Yet, Chad also faces a number of challenges.
It can easily be the case that native speaking teachers working abroad, in large part because they do not speak the local language, are excluded from the decision making process at their schools. This leads to the native-speakers feeling frustrated because they are not being taken seriously as professionals, while the non-native teachers sit quietly thinking, “Well, you’re not really professionals, are you? You were only hired because you’re a native speaker.”
When we think about language education in a given country, what exactly should the role of native-speaking teachers be? What about the role of non-native teachers? Should there be a difference at all?
I was at a conference recently in Japan. We had taken a break for lunch, and had gone to the cafeteria to eat. As I waited in line for my food, I noticed that another foreign English teacher, a native speaker of English, was screaming at the cashier and one of the restaurant managers in English. Clearly he could not speak any Japanese, and this surprised me. I recognized him as a long-term resident of Japan, and a fixture at local conferences.
Because he teaches at a college, he must have at least a Master’s degree, which means that he must have had some exposure to second language acquisition theory, along with teacher training. Yet, should he be taken seriously as a language educator in Japan when he has not bothered to learn his student’s language? Does theoretical knowledge about language acquisition supersede the practical experience of actually studying a second language? What about someone who speaks many languages, but has no training in language education or language acquisition theory? Are they more or less qualified than this man, who potentially speaks no second language, but is a contributing member to the “field” of language teaching?
I have many native speaking colleagues teaching English in countries all over the world. Many feel frustrated because few people seem to appreciate their ideas at work. These colleagues have largely embraced the somewhat romantic idea of the “traveling English teacher,” and are trying to build careers moving from one country to the next. It’s a nice idea, which many people do eventually make into a reality for themselves. Yet, if someone isn’t willing to stay long enough to invest themselves in one country’s future, should they really expect to have a say in how that country’s education works?
What about people like Chad? He was hired because he’s a native speaker of English. This means that he was not hired because of any skills that make him individually valuable to the school. Another way of saying this is that he was hired to be a “professional foreigner,’ and as a consequence, he can easily be replaced by another foreigner. His “foreignness” and his “native-speaker-ness” are symbolic of the purpose behind his job, and this makes him a prop, not a professional. Is he being exploited?
And Sakiko? She’s obviously invested a great deal of herself into the English teaching field. Shouldn’t her compensation, at least, be different from Chad’s?

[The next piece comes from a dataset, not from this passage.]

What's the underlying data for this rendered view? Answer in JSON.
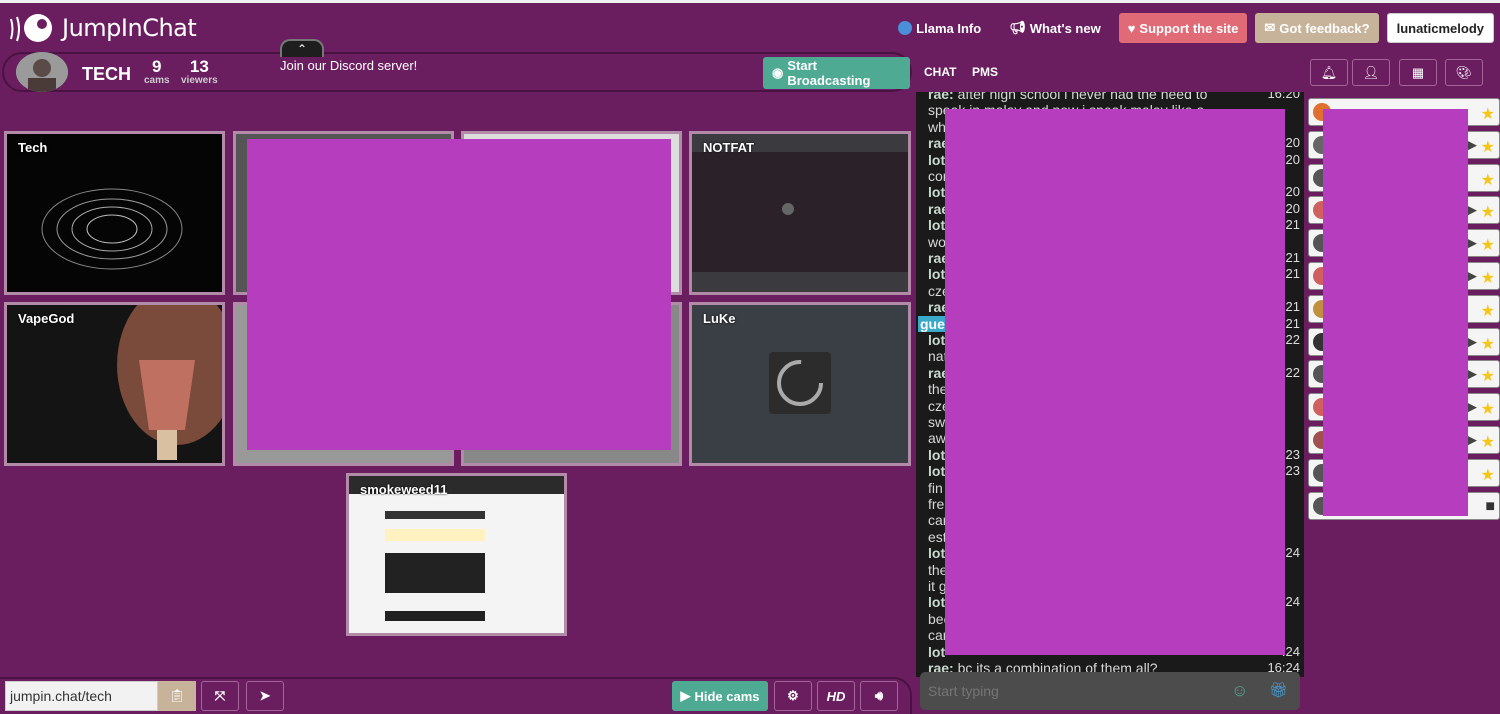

What does it mean to be an English teaching professional? Is it the ability to speak English? The ability to teach English? The professional credentials attendant to both? Or a combination of tangible and intangible elements—like the ability to speak English coupled with the ability to think creatively and connect with people from different cultures?
I don’t know.
But I know one thing: if I were Sakiko, I’d be pretty angry.